Involuntary treatment refers to medical procedures undertaken without the consent of the person being treated. In 1975, the world finally got a peek into this traumatic experience through the award-winning feature film “One Flew Over the Cuckoo’s Nest.”
Involuntary psychiatric treatment has become standard protocol in every hospital emergency department in the developed world. Very few people witness involuntary treatment firsthand — aside from healthcare professionals administering it and psychiatric survivors who have lived the experience.
Laws vary by state and country, but involuntary treatment typically begins when a doctor declares a person to be a danger to themself or a danger to others.

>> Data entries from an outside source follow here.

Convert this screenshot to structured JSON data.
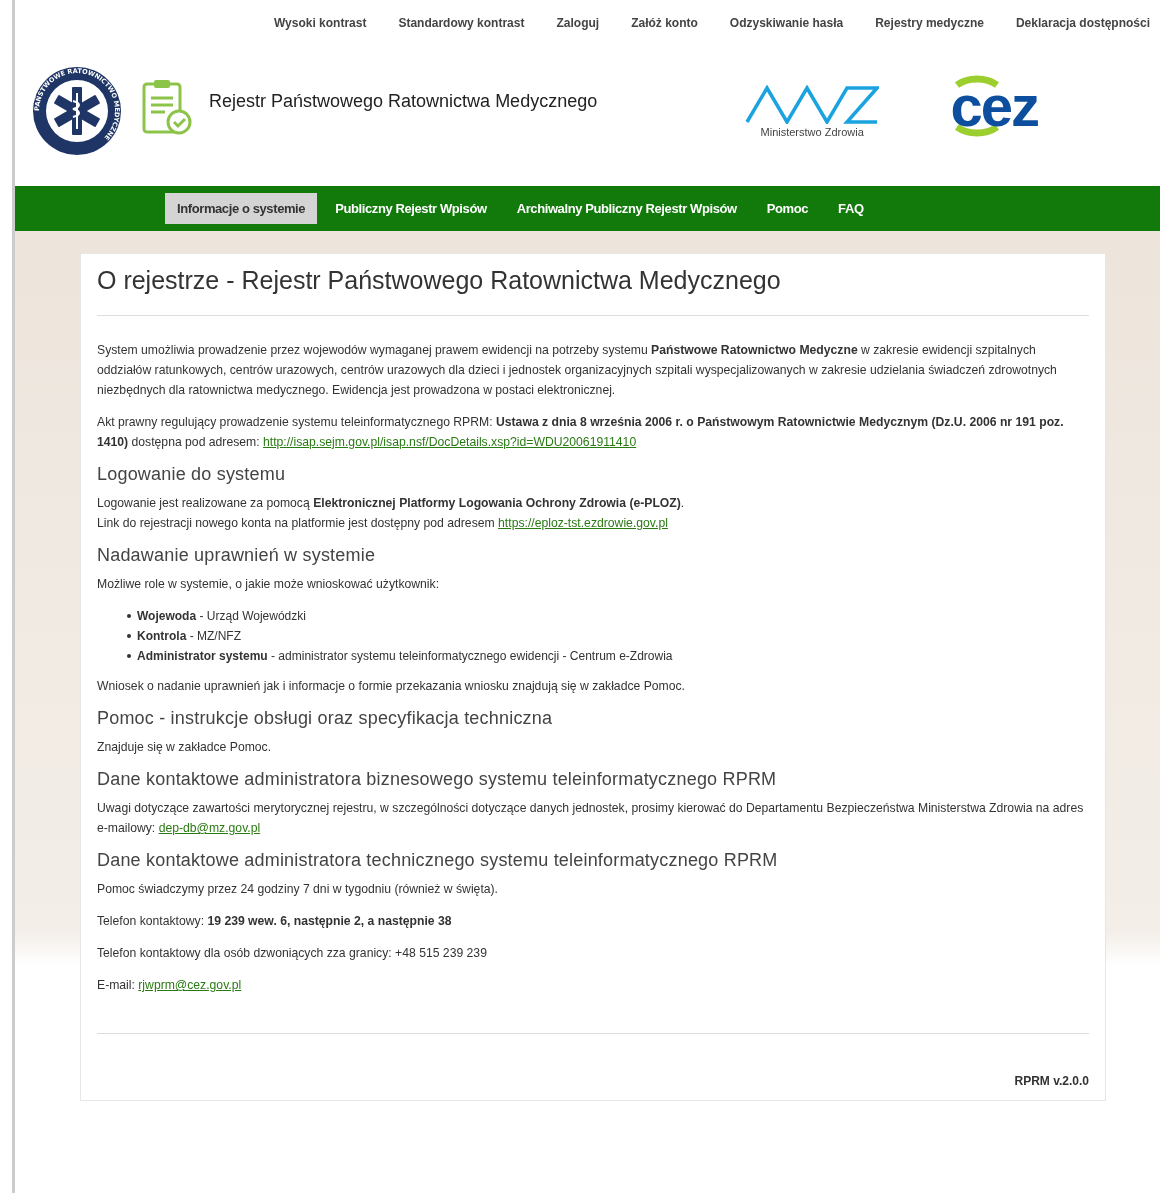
{
  "top_links": [
    "Wysoki kontrast",
    "Standardowy kontrast",
    "Zaloguj",
    "Załóż konto",
    "Odzyskiwanie hasła",
    "Rejestry medyczne",
    "Deklaracja dostępności"
  ],
  "header": {
    "emblem_text": "PAŃSTWOWE RATOWNICTWO MEDYCZNE",
    "title": "Rejestr Państwowego Ratownictwa Medycznego",
    "mz_caption": "Ministerstwo Zdrowia",
    "cez_logo": "cez"
  },
  "nav": [
    {
      "label": "Informacje o systemie",
      "selected": true
    },
    {
      "label": "Publiczny Rejestr Wpisów",
      "selected": false
    },
    {
      "label": "Archiwalny Publiczny Rejestr Wpisów",
      "selected": false
    },
    {
      "label": "Pomoc",
      "selected": false
    },
    {
      "label": "FAQ",
      "selected": false
    }
  ],
  "page_title": "O rejestrze - Rejestr Państwowego Ratownictwa Medycznego",
  "blocks": [
    {
      "kind": "p",
      "lines": [
        "System umożliwia prowadzenie przez wojewodów wymaganej prawem ewidencji na potrzeby systemu **Państwowe Ratownictwo Medyczne** w zakresie ewidencji szpitalnych oddziałów ratunkowych, centrów urazowych, centrów urazowych dla dzieci i jednostek organizacyjnych szpitali wyspecjalizowanych w zakresie udzielania świadczeń zdrowotnych niezbędnych dla ratownictwa medycznego. Ewidencja jest prowadzona w postaci elektronicznej."
      ]
    },
    {
      "kind": "p",
      "lines": [
        "Akt prawny regulujący prowadzenie systemu teleinformatycznego RPRM: **Ustawa z dnia 8 września 2006 r. o Państwowym Ratownictwie Medycznym (Dz.U. 2006 nr 191 poz. 1410)** dostępna pod adresem: "
      ],
      "link": "http://isap.sejm.gov.pl/isap.nsf/DocDetails.xsp?id=WDU20061911410"
    },
    {
      "kind": "h",
      "text": "Logowanie do systemu"
    },
    {
      "kind": "p",
      "lines": [
        "Logowanie jest realizowane za pomocą **Elektronicznej Platformy Logowania Ochrony Zdrowia (e-PLOZ)**.",
        "Link do rejestracji nowego konta na platformie jest dostępny pod adresem "
      ],
      "link": "https://eploz-tst.ezdrowie.gov.pl"
    },
    {
      "kind": "h",
      "text": "Nadawanie uprawnień w systemie"
    },
    {
      "kind": "p",
      "lines": [
        "Możliwe role w systemie, o jakie może wnioskować użytkownik:"
      ]
    },
    {
      "kind": "list",
      "items": [
        "**Wojewoda** - Urząd Wojewódzki",
        "**Kontrola** - MZ/NFZ",
        "**Administrator systemu** - administrator systemu teleinformatycznego ewidencji - Centrum e-Zdrowia"
      ]
    },
    {
      "kind": "p",
      "lines": [
        "Wniosek o nadanie uprawnień jak i informacje o formie przekazania wniosku znajdują się w zakładce Pomoc."
      ]
    },
    {
      "kind": "h",
      "text": "Pomoc - instrukcje obsługi oraz specyfikacja techniczna"
    },
    {
      "kind": "p",
      "lines": [
        "Znajduje się w zakładce Pomoc."
      ]
    },
    {
      "kind": "h",
      "text": "Dane kontaktowe administratora biznesowego systemu teleinformatycznego RPRM"
    },
    {
      "kind": "p",
      "lines": [
        "Uwagi dotyczące zawartości merytorycznej rejestru, w szczególności dotyczące danych jednostek, prosimy kierować do Departamentu Bezpieczeństwa Ministerstwa Zdrowia na adres e-mailowy: "
      ],
      "link": "dep-db@mz.gov.pl"
    },
    {
      "kind": "h",
      "text": "Dane kontaktowe administratora technicznego systemu teleinformatycznego RPRM"
    },
    {
      "kind": "p",
      "lines": [
        "Pomoc świadczymy przez 24 godziny 7 dni w tygodniu (również w święta)."
      ]
    },
    {
      "kind": "p",
      "lines": [
        "Telefon kontaktowy: **19 239 wew. 6, następnie 2, a następnie 38**"
      ]
    },
    {
      "kind": "p",
      "lines": [
        "Telefon kontaktowy dla osób dzwoniących zza granicy: +48 515 239 239"
      ]
    },
    {
      "kind": "p",
      "lines": [
        "E-mail: "
      ],
      "link": "rjwprm@cez.gov.pl"
    }
  ],
  "version": "RPRM v.2.0.0"
}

Most people who are involuntarily treated have never committed a crime, specifically a violent crime, and doctors deem 95% of them a risk to themselves, not to others — and being a risk to oneself is far more ambiguous than having suicidal thoughts. In most places, the legal qualification of being a “danger to oneself” has expanded to include people deemed unable to care for themselves, described as “gravely disabled.”
In many cases, well-intentioned family members have brought their loved ones to hospitals and exaggerated their situation to make sure they get committed.

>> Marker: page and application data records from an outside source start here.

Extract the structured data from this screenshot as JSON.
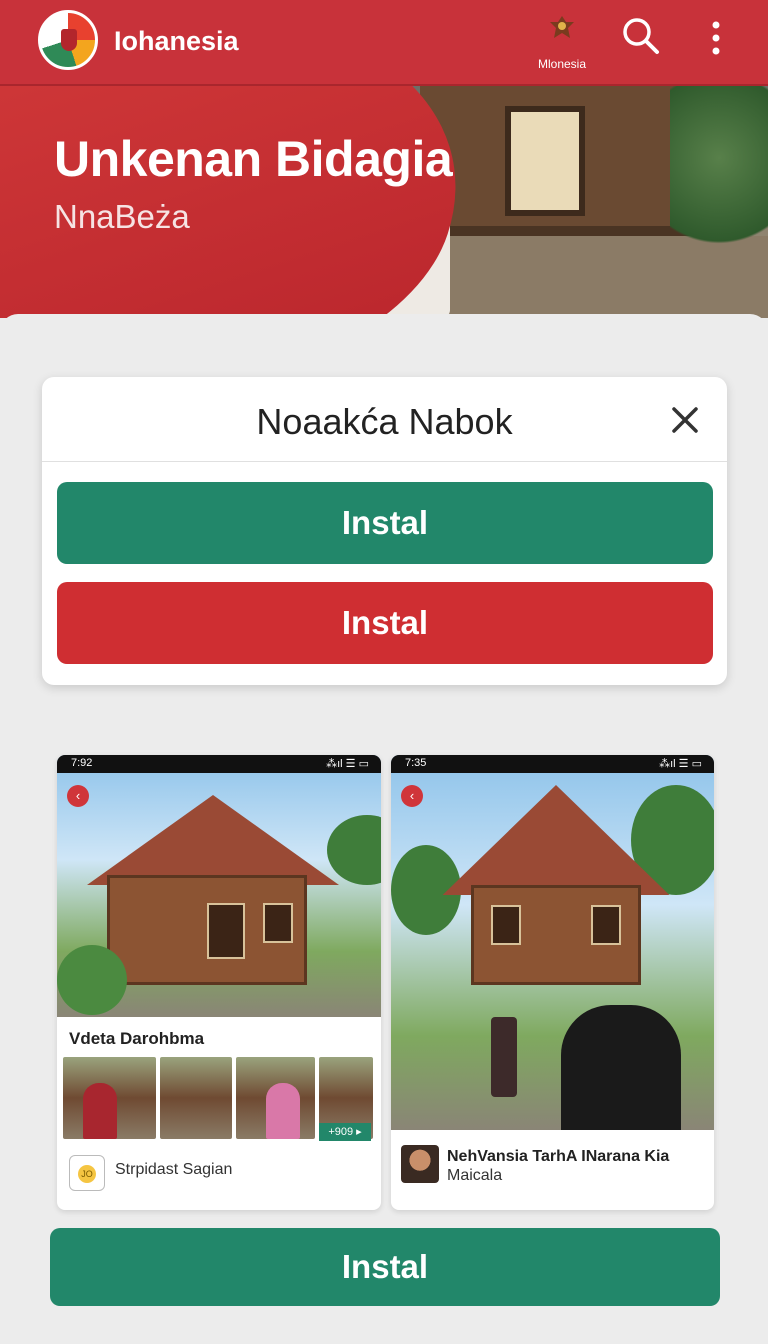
{
  "app": {
    "title": "Iohanesia",
    "emblem_label": "Mlonesia"
  },
  "hero": {
    "title": "Unkenan Bidagia",
    "subtitle": "NnaBeża"
  },
  "dialog": {
    "title": "Noaakća Nabok",
    "primary_label": "Instal",
    "secondary_label": "Instal"
  },
  "screenshots": [
    {
      "time": "7:92",
      "signal": "⁂ıl ☰ ▭",
      "title": "Vdeta Darohbma",
      "badge": "+909 ▸",
      "footer": "Strpidast Sagian"
    },
    {
      "time": "7:35",
      "signal": "⁂ıl ☰ ▭",
      "title": "NehVansia TarhA INarana Kia",
      "subtitle": "Maicala"
    }
  ],
  "bottom_button": {
    "label": "Instal"
  },
  "colors": {
    "brand_red": "#c8323a",
    "install_green": "#22876a",
    "install_red": "#cf2e32"
  }
}
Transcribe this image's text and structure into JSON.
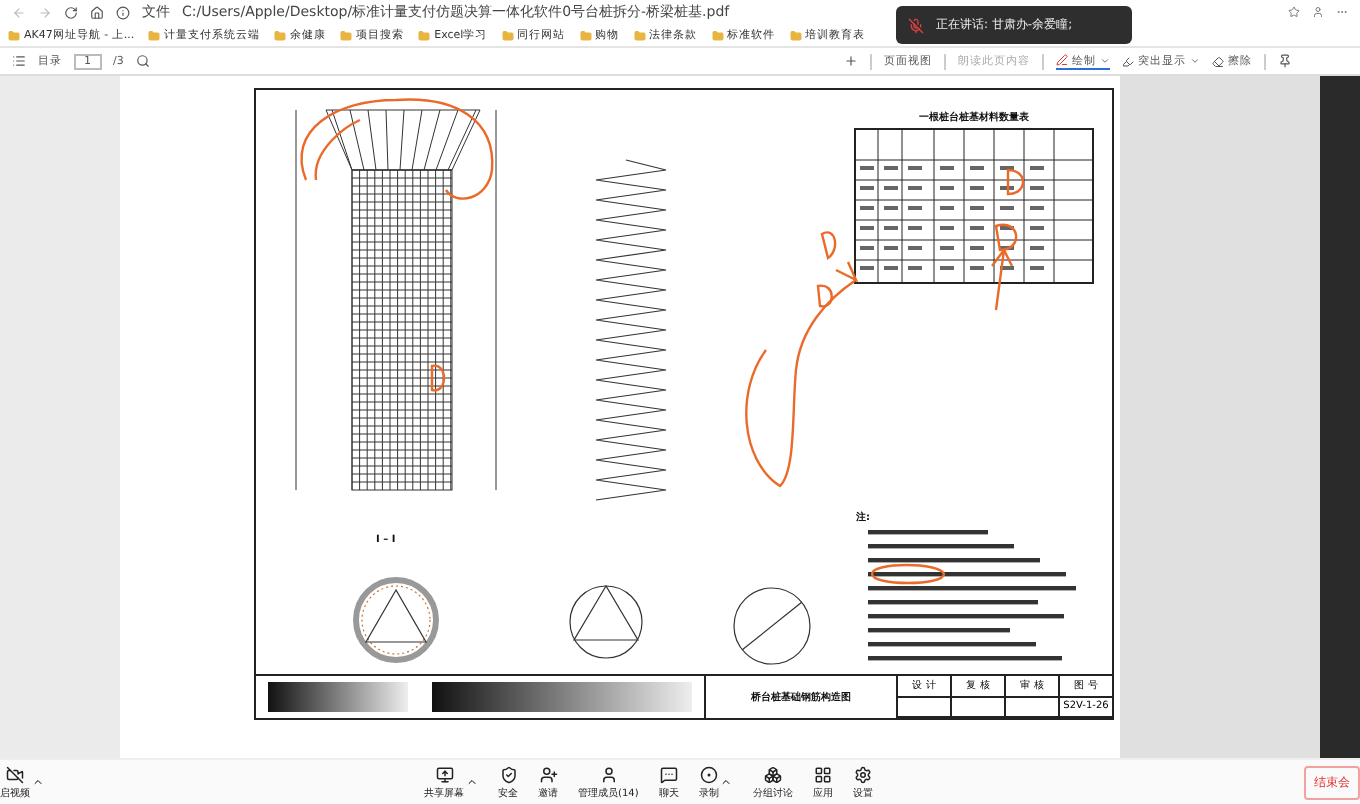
{
  "browser": {
    "address_label": "文件",
    "address": "C:/Users/Apple/Desktop/标准计量支付仿题决算一体化软件0号台桩拆分-桥梁桩基.pdf",
    "bookmarks": [
      "AK47网址导航 - 上...",
      "计量支付系统云端",
      "余健康",
      "项目搜索",
      "Excel学习",
      "同行网站",
      "购物",
      "法律条款",
      "标准软件",
      "培训教育表"
    ]
  },
  "pdf_toolbar": {
    "contents": "目录",
    "page": "1",
    "page_total": "/3",
    "page_view": "页面视图",
    "read_aloud": "朗读此页内容",
    "draw": "绘制",
    "highlight": "突出显示",
    "erase": "擦除"
  },
  "notification": {
    "text": "正在讲话: 甘肃办-余爱瞳;"
  },
  "drawing": {
    "section_label": "I – I",
    "table_title": "一根桩台桩基材料数量表",
    "notes_heading": "注:",
    "title_block": {
      "drawing_title": "桥台桩基础钢筋构造图",
      "labels": [
        "设 计",
        "复 核",
        "审 核",
        "图 号"
      ],
      "drawing_number": "S2V-1-26"
    }
  },
  "meeting_toolbar": {
    "start_item": {
      "label": "启视频",
      "caret": true
    },
    "items": [
      {
        "label": "共享屏幕",
        "caret": true
      },
      {
        "label": "安全",
        "caret": false
      },
      {
        "label": "邀请",
        "caret": false
      },
      {
        "label": "管理成员(14)",
        "caret": false
      },
      {
        "label": "聊天",
        "caret": false
      },
      {
        "label": "录制",
        "caret": true
      },
      {
        "label": "分组讨论",
        "caret": false
      },
      {
        "label": "应用",
        "caret": false
      },
      {
        "label": "设置",
        "caret": false
      }
    ],
    "end_button": "结束会"
  }
}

Once a person has been involuntarily committed to a hospital, a separate process usually regulates forced drugging. But even without a court order or prior approval, medical professionals commonly restrain and inject individuals with drugs to control undesired behavior.

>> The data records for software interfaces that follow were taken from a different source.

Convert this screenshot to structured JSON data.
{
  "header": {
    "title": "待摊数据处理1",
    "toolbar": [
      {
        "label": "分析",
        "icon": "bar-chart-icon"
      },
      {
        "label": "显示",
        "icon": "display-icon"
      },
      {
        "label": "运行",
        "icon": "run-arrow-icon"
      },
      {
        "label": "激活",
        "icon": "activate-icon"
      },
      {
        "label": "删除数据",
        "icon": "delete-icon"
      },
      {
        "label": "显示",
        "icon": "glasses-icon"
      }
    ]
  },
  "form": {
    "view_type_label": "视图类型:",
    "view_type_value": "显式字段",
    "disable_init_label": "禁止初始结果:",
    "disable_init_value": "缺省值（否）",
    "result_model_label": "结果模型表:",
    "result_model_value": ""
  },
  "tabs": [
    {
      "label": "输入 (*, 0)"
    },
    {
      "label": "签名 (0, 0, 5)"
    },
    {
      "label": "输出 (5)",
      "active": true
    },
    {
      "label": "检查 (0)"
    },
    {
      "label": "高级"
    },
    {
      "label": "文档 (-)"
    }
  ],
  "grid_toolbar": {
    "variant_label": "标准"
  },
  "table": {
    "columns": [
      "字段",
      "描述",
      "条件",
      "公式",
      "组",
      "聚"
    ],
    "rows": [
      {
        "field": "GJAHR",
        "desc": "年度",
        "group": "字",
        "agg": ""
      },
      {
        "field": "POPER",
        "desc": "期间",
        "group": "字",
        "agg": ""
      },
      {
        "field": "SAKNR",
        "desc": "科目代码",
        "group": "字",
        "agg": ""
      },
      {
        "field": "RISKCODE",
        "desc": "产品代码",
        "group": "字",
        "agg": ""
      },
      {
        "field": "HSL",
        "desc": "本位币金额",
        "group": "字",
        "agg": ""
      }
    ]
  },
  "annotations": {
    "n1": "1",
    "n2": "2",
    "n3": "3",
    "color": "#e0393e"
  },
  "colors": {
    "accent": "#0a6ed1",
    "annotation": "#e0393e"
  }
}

Once an involuntary commitment begins, the circumstance tends to worsen any emotional distress the individual is experiencing, which then amplifies their outbursts and causes medical staff to respond in an amplified manner.
Involuntary commitment and forced drugging continue until a doctor determines the individual is fit to return to the community with the individual having no idea when it will end — or if it ever will.
Even after individuals get discharged from the hospital, similar threats from doctors keep them perpetually on psychiatric drugs. Doctors might even pit family members against one another to shame individuals into taking psychiatric drugs. Individuals are usually discharged on drugs, and those who wish to stop taking the drugs find their brains and bodies have become habituated to them.
Virtually no services or supports exist in the community to help individuals titrate safely off psychiatric drugs. As a result, many experience withdrawal and rebound psychosis, landing themselves back in the hospital — and the ex-patient is blamed, not the system.
The latest involuntary treatment tool is forced outpatient committal, also known as “assisted outpatient treatment,” or AOT. Individuals living in their homes on an AOT order are court-ordered to get monthly slow-release injections of psychiatric drugs, or take pills and receive regular blood tests to indicate whether they are taking them.
If an individual misses an appointment, he or she can be placed back in the hospital. In some cases, the police show up at the individual’s home and escort them to the clinic for their psychiatric drug injection if they have not kept their appointments.
As you can see, treatment is forced on people in multiple ways. Some would argue this is a necessary evil to help those who are unable to help themselves. In our next segment, we will explore how forced treatment might actually do more harm than good.
“LOVE IS” Written & produced by MARK STURGESS & ADAM CARVER
“SONATA NO. 2 IN B-FLAT MINOR, OP. 35” Written by FREDERIC CHOPIN Performed by ANDREAS XENOPOULOS